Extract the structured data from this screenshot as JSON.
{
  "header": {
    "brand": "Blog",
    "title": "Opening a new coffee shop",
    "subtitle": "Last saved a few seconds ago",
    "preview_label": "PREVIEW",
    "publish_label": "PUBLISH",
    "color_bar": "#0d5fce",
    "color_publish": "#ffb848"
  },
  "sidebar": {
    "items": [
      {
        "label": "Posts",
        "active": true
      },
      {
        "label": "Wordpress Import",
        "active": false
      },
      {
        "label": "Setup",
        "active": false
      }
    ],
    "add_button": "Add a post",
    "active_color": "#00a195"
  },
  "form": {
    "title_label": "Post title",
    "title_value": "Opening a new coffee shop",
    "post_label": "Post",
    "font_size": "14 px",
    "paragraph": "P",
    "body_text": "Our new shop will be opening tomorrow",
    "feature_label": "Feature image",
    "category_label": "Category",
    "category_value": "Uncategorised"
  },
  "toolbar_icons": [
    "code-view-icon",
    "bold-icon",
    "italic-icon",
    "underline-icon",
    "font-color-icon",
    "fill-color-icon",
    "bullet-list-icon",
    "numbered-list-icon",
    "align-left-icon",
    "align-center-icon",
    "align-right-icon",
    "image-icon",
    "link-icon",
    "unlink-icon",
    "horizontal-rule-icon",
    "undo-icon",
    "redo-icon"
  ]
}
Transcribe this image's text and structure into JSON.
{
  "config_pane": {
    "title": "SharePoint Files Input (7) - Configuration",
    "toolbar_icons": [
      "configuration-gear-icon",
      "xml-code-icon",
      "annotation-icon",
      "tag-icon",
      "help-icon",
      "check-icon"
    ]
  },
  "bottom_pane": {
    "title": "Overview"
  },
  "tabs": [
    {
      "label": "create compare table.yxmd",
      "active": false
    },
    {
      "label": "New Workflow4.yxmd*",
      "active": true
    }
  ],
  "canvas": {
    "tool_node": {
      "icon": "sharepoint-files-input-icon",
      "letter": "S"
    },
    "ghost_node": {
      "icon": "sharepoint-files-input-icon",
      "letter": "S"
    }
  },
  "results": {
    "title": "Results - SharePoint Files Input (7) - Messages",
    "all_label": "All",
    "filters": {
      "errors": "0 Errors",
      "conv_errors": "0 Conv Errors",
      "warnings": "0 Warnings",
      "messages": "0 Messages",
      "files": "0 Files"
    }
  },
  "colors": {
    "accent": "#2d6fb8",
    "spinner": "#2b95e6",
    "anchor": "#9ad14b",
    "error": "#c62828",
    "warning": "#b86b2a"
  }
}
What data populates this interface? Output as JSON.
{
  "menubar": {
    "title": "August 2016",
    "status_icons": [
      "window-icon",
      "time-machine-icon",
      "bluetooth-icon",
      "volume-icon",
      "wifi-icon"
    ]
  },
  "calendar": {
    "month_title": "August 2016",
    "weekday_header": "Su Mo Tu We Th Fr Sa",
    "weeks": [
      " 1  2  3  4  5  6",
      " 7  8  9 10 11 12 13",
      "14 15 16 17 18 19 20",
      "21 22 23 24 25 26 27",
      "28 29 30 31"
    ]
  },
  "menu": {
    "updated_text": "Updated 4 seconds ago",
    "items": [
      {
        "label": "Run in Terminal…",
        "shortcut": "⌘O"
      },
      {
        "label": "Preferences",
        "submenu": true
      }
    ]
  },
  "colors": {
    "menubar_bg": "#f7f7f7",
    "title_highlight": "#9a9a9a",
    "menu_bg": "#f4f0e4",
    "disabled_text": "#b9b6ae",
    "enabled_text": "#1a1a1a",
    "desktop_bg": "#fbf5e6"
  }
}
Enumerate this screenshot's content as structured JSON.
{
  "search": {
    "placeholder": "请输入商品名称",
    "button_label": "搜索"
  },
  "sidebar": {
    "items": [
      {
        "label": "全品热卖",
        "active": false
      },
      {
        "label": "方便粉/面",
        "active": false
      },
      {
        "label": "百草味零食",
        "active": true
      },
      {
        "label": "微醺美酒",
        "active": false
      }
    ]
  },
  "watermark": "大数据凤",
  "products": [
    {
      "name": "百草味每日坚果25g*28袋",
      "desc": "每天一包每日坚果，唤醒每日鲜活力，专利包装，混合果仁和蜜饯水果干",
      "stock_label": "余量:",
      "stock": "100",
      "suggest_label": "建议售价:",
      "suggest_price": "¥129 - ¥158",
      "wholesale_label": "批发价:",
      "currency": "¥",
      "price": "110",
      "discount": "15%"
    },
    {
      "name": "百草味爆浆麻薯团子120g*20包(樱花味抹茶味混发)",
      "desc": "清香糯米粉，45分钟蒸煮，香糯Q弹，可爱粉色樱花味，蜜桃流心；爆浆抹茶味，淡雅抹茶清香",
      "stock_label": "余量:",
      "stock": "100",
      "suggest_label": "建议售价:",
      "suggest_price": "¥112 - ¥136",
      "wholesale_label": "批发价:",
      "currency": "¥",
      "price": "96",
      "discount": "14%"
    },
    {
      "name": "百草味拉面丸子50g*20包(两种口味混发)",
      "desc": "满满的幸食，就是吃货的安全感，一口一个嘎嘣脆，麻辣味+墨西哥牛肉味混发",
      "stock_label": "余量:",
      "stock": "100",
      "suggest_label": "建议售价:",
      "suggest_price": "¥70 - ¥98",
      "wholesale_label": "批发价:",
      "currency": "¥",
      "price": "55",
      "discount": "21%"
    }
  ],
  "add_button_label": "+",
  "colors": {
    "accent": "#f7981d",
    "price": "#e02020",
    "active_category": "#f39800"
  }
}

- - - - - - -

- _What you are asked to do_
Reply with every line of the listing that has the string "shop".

- _Solution_
    "title": "Opening a new coffee shop",
    "title_value": "Opening a new coffee shop",
    "body_text": "Our new shop will be opening tomorrow",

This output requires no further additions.